My last word on bookweeding, I promise. But talking about downsizing a book collection seems to have struck a chord with quite a few bloggers. As I go on to tackle my journal and magazine hoard I was struck by a parable that fellow book blogger Sari recounts which I thought would help firm my resolve. Who knows, it may help anybody else involved in the same painful process of decimation.

In her post, Sari talks about saying goodbye to books. As she sat staring at a particular group of books, an old Buddhist story came to mind.

A student was eager to learn more and more about Buddhism. He wanted to be a great Buddhist master. His teacher told him that Buddhism was like a boat. The boat can only get you across a river. After that, you have a choice; you can either tie up the boat and continue on foot, or you can drag the boat with you everywhere you go. At some point your education must come to an end. At some point the Buddhist principles are a part of you. There is no more reason to try to grasp at Buddhism as you travel through life.

Sari noted that the same held true for the books on Buddhism she had in front of her. They had served their purpose.

Now I can’t at this point entirely divest myself of books; I’m not like that literary creation who had no need of a personal library — save one book, a Bradshaw’s railway timetable and guide. But as I contemplate a hoped-for move I have to think, do I want to drag a metaphorical vessel along with me? The image does help to focus the mind.

And you may like to know — and it’s no joke — that I am really finding it easier to resist buying any more books until I’ve read the ones I’ve already got. Perhaps I’m waiting till I land up in a new port before considering new ones. But for the moment my catchphrase is ‘to moor is less’.
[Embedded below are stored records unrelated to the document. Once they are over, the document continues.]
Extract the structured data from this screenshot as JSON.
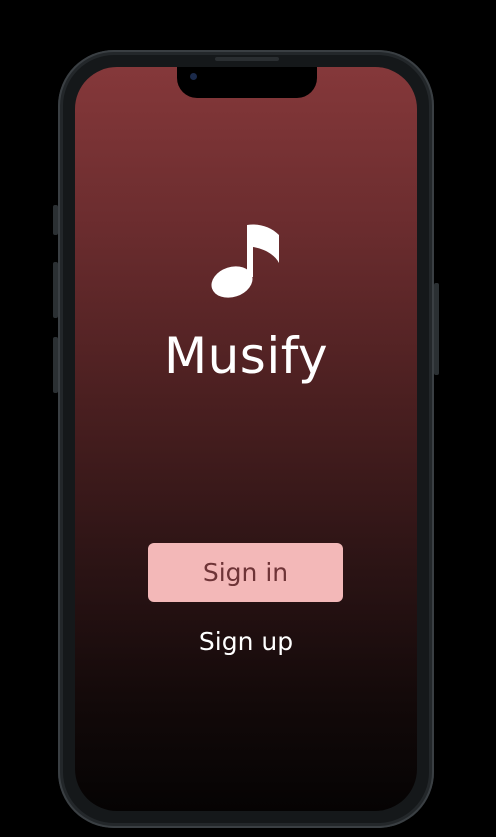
{
  "app": {
    "title": "Musify",
    "logo_icon": "music-note-icon"
  },
  "actions": {
    "sign_in_label": "Sign in",
    "sign_up_label": "Sign up"
  },
  "colors": {
    "gradient_top": "#85383a",
    "gradient_bottom": "#050303",
    "button_bg": "#f3b8b8",
    "button_text": "#6e3437",
    "text": "#ffffff"
  }
}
Boats moored in Solva harbour, Pembrokeshire


Bibliophilism? Or the first signs of bibliomania?

I confess: I am a book hoarder.

I have an emotional attachment to books that manifests itself by my searching out bookshops, acquiring books, carrying at least one book with me wherever I go, having a pile of books by the side of the bed, storing books on shelves all over the house. I instinctively believe in the adage “there is no such thing as too many books, only not enough shelves”.

But it can’t carry on. Continue reading “Bookweeding”